This is the situation with Thompson and Favre, and I specifically don't say "the Packers" for Thompson, because Ted is just as temporary as Favre was, able to shine in a moment of glory and able to be dismissed when services are no longer desired.

Favre feels he's been hurt, wronged, treated like a tool...and in many ways, there's some truth to it. He's certainly done his fair share in return. That's the way things like this go. Do I believe that he's actively looking to undermine his former team, searching out opportunities? No. But I don't it past him that he turns down an opportunity to bad-mouth those who scorned him, either. Human nature.

As for this situation with the Lions, I'm sure hoping it gets a resolution. I'd love it if Millen and Romo would both hold a press conference and just lay it all out for everyone, letting us know exactly how things went down. Then, at least we'd know all the fact before jumping to conviction.

But, with elections just days away, you only need to turn on your television to see accusations and defamation on a daily basis. Perhaps this is sports imitating life.

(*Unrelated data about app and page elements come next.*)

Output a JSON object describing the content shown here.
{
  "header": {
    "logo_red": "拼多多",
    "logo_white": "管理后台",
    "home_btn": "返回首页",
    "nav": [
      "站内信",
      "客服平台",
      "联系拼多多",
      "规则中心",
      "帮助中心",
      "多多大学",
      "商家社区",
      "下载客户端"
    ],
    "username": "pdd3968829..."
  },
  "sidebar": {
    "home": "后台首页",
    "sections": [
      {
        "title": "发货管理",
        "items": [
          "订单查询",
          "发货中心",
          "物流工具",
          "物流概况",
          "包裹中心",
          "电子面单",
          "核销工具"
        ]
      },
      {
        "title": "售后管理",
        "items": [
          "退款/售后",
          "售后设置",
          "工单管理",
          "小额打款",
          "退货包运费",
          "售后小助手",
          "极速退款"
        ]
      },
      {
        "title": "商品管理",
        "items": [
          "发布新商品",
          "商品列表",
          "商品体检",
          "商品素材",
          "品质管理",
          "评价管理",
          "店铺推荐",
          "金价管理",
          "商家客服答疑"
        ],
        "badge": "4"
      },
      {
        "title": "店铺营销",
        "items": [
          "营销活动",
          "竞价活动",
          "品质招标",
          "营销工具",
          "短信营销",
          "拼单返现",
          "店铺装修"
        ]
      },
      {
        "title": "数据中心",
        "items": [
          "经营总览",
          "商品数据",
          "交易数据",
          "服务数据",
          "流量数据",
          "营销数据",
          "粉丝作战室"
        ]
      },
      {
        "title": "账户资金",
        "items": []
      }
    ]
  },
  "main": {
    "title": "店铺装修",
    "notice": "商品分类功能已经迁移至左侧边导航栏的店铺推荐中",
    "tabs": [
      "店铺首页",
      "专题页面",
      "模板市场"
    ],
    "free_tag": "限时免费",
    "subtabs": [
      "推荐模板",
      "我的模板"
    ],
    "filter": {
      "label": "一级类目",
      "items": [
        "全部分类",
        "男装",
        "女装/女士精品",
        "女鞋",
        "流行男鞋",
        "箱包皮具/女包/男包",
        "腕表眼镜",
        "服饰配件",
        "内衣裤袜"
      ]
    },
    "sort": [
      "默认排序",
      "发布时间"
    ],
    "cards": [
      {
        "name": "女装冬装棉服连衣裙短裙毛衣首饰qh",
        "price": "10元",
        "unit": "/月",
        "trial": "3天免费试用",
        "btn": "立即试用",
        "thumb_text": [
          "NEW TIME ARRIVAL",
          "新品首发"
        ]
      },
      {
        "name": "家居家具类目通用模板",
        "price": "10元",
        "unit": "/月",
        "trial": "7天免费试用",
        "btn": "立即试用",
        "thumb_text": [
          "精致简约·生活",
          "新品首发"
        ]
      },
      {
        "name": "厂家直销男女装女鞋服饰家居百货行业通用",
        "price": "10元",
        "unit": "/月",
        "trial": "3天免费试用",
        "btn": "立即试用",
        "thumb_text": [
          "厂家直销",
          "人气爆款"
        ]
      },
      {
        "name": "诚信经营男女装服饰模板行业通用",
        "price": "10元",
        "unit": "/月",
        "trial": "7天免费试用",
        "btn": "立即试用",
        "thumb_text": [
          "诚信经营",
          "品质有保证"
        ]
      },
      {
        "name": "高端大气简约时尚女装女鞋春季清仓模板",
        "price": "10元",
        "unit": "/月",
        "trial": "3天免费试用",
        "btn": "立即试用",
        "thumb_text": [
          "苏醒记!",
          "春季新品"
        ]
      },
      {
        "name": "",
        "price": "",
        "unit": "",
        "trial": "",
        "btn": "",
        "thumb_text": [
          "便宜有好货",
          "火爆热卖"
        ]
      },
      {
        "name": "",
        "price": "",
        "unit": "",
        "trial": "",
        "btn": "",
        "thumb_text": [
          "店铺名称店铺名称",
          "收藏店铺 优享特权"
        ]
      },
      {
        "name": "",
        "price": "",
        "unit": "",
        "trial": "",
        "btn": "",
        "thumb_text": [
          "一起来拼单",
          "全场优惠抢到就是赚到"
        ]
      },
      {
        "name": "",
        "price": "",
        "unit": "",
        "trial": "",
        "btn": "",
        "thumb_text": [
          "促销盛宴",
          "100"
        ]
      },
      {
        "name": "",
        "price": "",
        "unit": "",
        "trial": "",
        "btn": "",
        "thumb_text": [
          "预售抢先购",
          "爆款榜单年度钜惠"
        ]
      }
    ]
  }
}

Rich Beckman said...

"I'd love it if Millen and Romo would both hold a press conference and just lay it all out for everyone, letting us know exactly how things went down."

Why? Nothing would actually be established. There would still be those who suspect they lied.

To my mind the real scandal here is that anyone has paid any attention to any of this. So what if Favre did call the Lions and spilled info on the Packers?

All this does is provide another possible distraction to the Packers team. A distraction they have no need of (next up is an undefeated team).

Let's get back to FOOTBALL!

C.D. Angeli said...

I know what you're saying, but I really wish folks had thought of this as nothing more than a distraction on Sunday and Monday, instead of taking a faceless source as truth.

Now, when Favre argues it, folks want to let it slip away. What happens, though?

Jay Glazer takes no accountability. He got more press for himself and FOX in the last four days than he's gotten all year.

What are other members of the entertainment sports media going to learn from this?

Today, it's Brett Favre. Tomorrow, it might be Aaron Rodgers.